-- What is being asked --
Filter the entries down to the lines containing "badge", and copy those lines.

= Beginning of Section =

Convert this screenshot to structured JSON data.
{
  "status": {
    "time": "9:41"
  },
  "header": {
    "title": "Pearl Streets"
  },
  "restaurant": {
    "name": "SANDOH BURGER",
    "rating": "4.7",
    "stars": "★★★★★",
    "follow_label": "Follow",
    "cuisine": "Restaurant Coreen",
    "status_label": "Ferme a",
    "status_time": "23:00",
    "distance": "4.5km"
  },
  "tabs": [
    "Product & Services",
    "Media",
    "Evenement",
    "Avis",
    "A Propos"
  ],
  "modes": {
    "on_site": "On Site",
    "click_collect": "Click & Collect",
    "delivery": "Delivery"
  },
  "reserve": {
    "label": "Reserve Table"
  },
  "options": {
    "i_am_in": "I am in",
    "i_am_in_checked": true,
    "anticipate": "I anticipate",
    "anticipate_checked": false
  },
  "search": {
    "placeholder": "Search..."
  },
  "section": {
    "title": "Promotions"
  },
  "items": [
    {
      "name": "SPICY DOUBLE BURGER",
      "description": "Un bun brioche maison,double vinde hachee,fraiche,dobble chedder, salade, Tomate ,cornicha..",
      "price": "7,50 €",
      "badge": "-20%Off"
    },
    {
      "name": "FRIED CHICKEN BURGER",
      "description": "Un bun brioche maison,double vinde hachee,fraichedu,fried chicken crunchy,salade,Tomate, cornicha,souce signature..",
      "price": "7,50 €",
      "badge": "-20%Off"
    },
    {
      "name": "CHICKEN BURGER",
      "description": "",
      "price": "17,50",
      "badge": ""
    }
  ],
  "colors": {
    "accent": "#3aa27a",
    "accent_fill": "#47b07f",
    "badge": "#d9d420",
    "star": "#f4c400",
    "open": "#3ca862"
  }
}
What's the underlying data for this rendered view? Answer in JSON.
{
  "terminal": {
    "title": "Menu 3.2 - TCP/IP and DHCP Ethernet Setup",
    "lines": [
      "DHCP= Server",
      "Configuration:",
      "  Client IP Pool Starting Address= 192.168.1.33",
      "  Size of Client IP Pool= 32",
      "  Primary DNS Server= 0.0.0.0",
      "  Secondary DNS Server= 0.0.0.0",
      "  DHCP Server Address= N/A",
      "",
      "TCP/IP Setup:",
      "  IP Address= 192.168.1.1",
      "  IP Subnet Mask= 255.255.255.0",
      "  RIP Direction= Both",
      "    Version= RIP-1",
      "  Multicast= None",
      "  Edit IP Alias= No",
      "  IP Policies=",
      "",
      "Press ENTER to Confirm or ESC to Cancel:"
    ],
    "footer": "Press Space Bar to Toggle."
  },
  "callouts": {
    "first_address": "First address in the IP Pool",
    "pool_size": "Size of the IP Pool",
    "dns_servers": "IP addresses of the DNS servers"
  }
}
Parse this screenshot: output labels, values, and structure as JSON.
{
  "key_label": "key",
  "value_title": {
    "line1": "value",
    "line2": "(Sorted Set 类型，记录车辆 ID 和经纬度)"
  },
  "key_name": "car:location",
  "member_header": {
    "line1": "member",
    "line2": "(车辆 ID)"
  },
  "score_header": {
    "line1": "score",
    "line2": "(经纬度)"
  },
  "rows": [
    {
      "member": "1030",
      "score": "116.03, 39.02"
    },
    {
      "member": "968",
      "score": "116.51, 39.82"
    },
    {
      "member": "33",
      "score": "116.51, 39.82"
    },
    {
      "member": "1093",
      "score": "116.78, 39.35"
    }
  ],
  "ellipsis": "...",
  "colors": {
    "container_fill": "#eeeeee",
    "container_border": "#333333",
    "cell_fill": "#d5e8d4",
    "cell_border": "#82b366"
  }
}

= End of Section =
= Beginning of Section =

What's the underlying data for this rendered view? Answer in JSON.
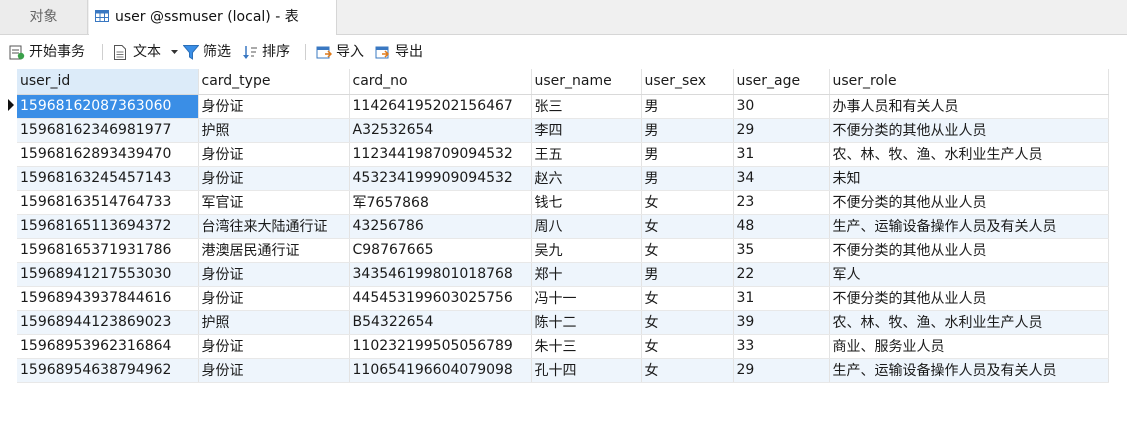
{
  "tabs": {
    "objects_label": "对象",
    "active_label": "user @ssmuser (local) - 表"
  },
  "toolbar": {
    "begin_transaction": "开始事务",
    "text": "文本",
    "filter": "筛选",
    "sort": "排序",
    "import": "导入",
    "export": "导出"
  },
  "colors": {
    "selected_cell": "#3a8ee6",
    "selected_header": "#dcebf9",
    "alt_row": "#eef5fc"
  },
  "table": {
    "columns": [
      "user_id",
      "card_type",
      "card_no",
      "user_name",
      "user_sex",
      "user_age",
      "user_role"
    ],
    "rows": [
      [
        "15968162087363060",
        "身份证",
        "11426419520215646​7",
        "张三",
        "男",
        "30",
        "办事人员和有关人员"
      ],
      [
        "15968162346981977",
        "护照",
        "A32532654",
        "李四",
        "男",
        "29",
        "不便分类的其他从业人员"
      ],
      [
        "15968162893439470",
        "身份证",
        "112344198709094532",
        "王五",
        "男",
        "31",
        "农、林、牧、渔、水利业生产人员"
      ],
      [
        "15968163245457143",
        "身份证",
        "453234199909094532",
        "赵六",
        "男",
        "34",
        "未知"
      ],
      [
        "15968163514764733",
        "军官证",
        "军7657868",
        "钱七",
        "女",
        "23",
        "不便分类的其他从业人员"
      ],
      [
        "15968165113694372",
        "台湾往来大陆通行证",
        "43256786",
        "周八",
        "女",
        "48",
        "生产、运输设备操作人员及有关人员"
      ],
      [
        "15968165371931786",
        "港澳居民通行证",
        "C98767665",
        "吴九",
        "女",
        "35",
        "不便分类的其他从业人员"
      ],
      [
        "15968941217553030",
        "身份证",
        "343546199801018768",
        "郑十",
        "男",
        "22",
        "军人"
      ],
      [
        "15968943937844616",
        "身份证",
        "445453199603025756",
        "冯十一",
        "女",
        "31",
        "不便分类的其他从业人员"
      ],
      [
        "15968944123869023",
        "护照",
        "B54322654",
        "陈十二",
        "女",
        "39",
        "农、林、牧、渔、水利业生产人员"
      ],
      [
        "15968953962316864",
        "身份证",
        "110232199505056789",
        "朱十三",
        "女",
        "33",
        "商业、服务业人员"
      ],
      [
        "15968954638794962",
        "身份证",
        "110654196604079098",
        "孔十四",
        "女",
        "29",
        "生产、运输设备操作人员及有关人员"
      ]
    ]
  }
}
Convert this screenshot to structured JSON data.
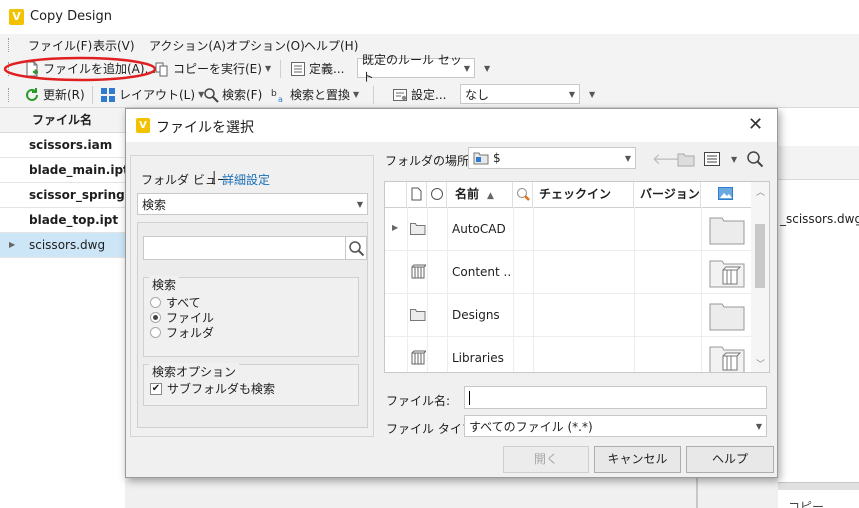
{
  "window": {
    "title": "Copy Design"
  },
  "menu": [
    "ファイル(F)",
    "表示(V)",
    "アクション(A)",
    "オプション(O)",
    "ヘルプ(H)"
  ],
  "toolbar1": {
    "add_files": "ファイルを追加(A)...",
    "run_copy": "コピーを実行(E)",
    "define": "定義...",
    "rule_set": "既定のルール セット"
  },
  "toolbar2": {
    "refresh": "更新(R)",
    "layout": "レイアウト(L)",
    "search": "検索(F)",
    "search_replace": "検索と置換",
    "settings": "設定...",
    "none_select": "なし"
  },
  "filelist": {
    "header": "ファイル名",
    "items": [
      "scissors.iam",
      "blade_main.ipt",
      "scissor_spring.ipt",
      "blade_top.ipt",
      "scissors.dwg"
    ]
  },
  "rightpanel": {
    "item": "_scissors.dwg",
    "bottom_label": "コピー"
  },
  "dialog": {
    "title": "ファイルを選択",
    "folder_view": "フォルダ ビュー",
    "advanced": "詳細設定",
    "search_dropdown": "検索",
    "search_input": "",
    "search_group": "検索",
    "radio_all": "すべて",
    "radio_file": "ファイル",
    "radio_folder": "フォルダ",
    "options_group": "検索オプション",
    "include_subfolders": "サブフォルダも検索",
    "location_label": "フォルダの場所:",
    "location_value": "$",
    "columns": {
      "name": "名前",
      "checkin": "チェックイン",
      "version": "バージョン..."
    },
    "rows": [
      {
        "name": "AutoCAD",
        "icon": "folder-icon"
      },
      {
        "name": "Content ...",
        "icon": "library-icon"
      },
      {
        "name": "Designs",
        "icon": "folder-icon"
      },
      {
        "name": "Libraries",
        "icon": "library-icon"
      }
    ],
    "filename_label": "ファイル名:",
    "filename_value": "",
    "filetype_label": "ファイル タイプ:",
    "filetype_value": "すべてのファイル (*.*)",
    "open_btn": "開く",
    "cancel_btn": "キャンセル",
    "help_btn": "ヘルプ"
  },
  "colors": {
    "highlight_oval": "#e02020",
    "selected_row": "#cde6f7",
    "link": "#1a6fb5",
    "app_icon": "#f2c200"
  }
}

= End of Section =

-- Task answer --
      "badge": "-20%Off"
      "badge": "-20%Off"
      "badge": ""
    "badge": "#d9d420",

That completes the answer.